> **Data provided**
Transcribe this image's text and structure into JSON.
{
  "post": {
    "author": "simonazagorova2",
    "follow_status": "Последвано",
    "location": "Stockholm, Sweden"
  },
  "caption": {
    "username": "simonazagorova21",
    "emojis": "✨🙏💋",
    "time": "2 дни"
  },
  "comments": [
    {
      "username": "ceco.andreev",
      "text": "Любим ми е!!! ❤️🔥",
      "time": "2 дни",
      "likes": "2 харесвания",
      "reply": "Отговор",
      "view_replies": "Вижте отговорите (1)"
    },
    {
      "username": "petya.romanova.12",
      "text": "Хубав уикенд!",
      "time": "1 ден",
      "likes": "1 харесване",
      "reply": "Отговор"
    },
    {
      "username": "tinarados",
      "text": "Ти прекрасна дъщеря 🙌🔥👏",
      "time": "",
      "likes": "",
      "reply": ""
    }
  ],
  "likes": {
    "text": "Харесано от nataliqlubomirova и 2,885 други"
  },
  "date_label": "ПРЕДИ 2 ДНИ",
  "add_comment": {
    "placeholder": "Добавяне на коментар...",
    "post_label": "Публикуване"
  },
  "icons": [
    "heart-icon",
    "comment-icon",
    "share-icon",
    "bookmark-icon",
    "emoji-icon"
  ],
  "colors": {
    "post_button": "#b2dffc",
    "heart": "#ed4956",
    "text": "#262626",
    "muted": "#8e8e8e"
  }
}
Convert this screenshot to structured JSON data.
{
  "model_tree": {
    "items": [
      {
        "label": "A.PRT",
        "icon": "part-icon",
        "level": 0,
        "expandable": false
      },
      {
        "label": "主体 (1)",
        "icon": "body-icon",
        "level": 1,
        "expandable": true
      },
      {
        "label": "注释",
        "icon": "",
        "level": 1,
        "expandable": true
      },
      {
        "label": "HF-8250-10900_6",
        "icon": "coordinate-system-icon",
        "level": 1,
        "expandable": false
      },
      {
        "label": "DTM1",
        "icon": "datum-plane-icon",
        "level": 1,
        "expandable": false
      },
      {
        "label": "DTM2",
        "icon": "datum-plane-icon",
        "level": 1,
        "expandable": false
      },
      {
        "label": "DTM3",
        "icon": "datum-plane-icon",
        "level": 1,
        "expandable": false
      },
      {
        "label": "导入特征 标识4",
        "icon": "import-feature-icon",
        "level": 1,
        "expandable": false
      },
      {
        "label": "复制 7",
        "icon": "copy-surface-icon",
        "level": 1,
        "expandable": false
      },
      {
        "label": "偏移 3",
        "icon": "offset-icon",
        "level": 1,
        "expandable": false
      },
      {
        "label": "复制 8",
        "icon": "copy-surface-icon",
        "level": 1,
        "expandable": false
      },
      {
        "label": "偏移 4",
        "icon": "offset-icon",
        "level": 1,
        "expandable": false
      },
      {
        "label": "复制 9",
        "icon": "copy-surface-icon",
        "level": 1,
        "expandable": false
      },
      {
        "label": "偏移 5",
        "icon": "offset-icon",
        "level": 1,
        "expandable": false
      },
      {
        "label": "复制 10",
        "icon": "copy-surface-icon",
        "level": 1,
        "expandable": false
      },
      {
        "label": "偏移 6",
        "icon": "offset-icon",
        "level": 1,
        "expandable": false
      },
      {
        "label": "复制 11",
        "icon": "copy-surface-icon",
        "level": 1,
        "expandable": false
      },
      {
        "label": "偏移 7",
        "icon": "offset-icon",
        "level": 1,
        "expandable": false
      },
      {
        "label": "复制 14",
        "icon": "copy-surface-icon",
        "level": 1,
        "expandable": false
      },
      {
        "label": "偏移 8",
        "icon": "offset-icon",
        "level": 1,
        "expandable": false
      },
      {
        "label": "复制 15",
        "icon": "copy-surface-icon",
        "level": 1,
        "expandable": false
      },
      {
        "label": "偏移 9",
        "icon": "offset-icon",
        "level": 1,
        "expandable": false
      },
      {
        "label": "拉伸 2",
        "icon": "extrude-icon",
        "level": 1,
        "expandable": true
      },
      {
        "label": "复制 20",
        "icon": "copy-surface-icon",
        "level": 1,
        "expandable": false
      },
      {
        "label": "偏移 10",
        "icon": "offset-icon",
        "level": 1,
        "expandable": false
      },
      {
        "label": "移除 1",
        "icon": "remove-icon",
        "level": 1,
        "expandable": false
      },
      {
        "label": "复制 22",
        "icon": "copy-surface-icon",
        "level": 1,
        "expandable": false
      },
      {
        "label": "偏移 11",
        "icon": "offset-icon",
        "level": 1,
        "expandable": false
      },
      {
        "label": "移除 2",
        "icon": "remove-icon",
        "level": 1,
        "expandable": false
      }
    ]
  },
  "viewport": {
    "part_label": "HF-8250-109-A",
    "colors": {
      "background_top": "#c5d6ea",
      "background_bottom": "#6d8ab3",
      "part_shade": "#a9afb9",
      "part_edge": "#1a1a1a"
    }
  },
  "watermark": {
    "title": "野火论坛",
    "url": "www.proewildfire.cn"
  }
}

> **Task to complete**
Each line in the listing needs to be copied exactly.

> **Answer**
Transcribe this image's text and structure into JSON.
{
  "post": {
    "author": "simonazagorova2",
    "follow_status": "Последвано",
    "location": "Stockholm, Sweden"
  },
  "caption": {
    "username": "simonazagorova21",
    "emojis": "✨🙏💋",
    "time": "2 дни"
  },
  "comments": [
    {
      "username": "ceco.andreev",
      "text": "Любим ми е!!! ❤️🔥",
      "time": "2 дни",
      "likes": "2 харесвания",
      "reply": "Отговор",
      "view_replies": "Вижте отговорите (1)"
    },
    {
      "username": "petya.romanova.12",
      "text": "Хубав уикенд!",
      "time": "1 ден",
      "likes": "1 харесване",
      "reply": "Отговор"
    },
    {
      "username": "tinarados",
      "text": "Ти прекрасна дъщеря 🙌🔥👏",
      "time": "",
      "likes": "",
      "reply": ""
    }
  ],
  "likes": {
    "text": "Харесано от nataliqlubomirova и 2,885 други"
  },
  "date_label": "ПРЕДИ 2 ДНИ",
  "add_comment": {
    "placeholder": "Добавяне на коментар...",
    "post_label": "Публикуване"
  },
  "icons": [
    "heart-icon",
    "comment-icon",
    "share-icon",
    "bookmark-icon",
    "emoji-icon"
  ],
  "colors": {
    "post_button": "#b2dffc",
    "heart": "#ed4956",
    "text": "#262626",
    "muted": "#8e8e8e"
  }
}
Convert this screenshot to structured JSON data.
{
  "model_tree": {
    "items": [
      {
        "label": "A.PRT",
        "icon": "part-icon",
        "level": 0,
        "expandable": false
      },
      {
        "label": "主体 (1)",
        "icon": "body-icon",
        "level": 1,
        "expandable": true
      },
      {
        "label": "注释",
        "icon": "",
        "level": 1,
        "expandable": true
      },
      {
        "label": "HF-8250-10900_6",
        "icon": "coordinate-system-icon",
        "level": 1,
        "expandable": false
      },
      {
        "label": "DTM1",
        "icon": "datum-plane-icon",
        "level": 1,
        "expandable": false
      },
      {
        "label": "DTM2",
        "icon": "datum-plane-icon",
        "level": 1,
        "expandable": false
      },
      {
        "label": "DTM3",
        "icon": "datum-plane-icon",
        "level": 1,
        "expandable": false
      },
      {
        "label": "导入特征 标识4",
        "icon": "import-feature-icon",
        "level": 1,
        "expandable": false
      },
      {
        "label": "复制 7",
        "icon": "copy-surface-icon",
        "level": 1,
        "expandable": false
      },
      {
        "label": "偏移 3",
        "icon": "offset-icon",
        "level": 1,
        "expandable": false
      },
      {
        "label": "复制 8",
        "icon": "copy-surface-icon",
        "level": 1,
        "expandable": false
      },
      {
        "label": "偏移 4",
        "icon": "offset-icon",
        "level": 1,
        "expandable": false
      },
      {
        "label": "复制 9",
        "icon": "copy-surface-icon",
        "level": 1,
        "expandable": false
      },
      {
        "label": "偏移 5",
        "icon": "offset-icon",
        "level": 1,
        "expandable": false
      },
      {
        "label": "复制 10",
        "icon": "copy-surface-icon",
        "level": 1,
        "expandable": false
      },
      {
        "label": "偏移 6",
        "icon": "offset-icon",
        "level": 1,
        "expandable": false
      },
      {
        "label": "复制 11",
        "icon": "copy-surface-icon",
        "level": 1,
        "expandable": false
      },
      {
        "label": "偏移 7",
        "icon": "offset-icon",
        "level": 1,
        "expandable": false
      },
      {
        "label": "复制 14",
        "icon": "copy-surface-icon",
        "level": 1,
        "expandable": false
      },
      {
        "label": "偏移 8",
        "icon": "offset-icon",
        "level": 1,
        "expandable": false
      },
      {
        "label": "复制 15",
        "icon": "copy-surface-icon",
        "level": 1,
        "expandable": false
      },
      {
        "label": "偏移 9",
        "icon": "offset-icon",
        "level": 1,
        "expandable": false
      },
      {
        "label": "拉伸 2",
        "icon": "extrude-icon",
        "level": 1,
        "expandable": true
      },
      {
        "label": "复制 20",
        "icon": "copy-surface-icon",
        "level": 1,
        "expandable": false
      },
      {
        "label": "偏移 10",
        "icon": "offset-icon",
        "level": 1,
        "expandable": false
      },
      {
        "label": "移除 1",
        "icon": "remove-icon",
        "level": 1,
        "expandable": false
      },
      {
        "label": "复制 22",
        "icon": "copy-surface-icon",
        "level": 1,
        "expandable": false
      },
      {
        "label": "偏移 11",
        "icon": "offset-icon",
        "level": 1,
        "expandable": false
      },
      {
        "label": "移除 2",
        "icon": "remove-icon",
        "level": 1,
        "expandable": false
      }
    ]
  },
  "viewport": {
    "part_label": "HF-8250-109-A",
    "colors": {
      "background_top": "#c5d6ea",
      "background_bottom": "#6d8ab3",
      "part_shade": "#a9afb9",
      "part_edge": "#1a1a1a"
    }
  },
  "watermark": {
    "title": "野火论坛",
    "url": "www.proewildfire.cn"
  }
}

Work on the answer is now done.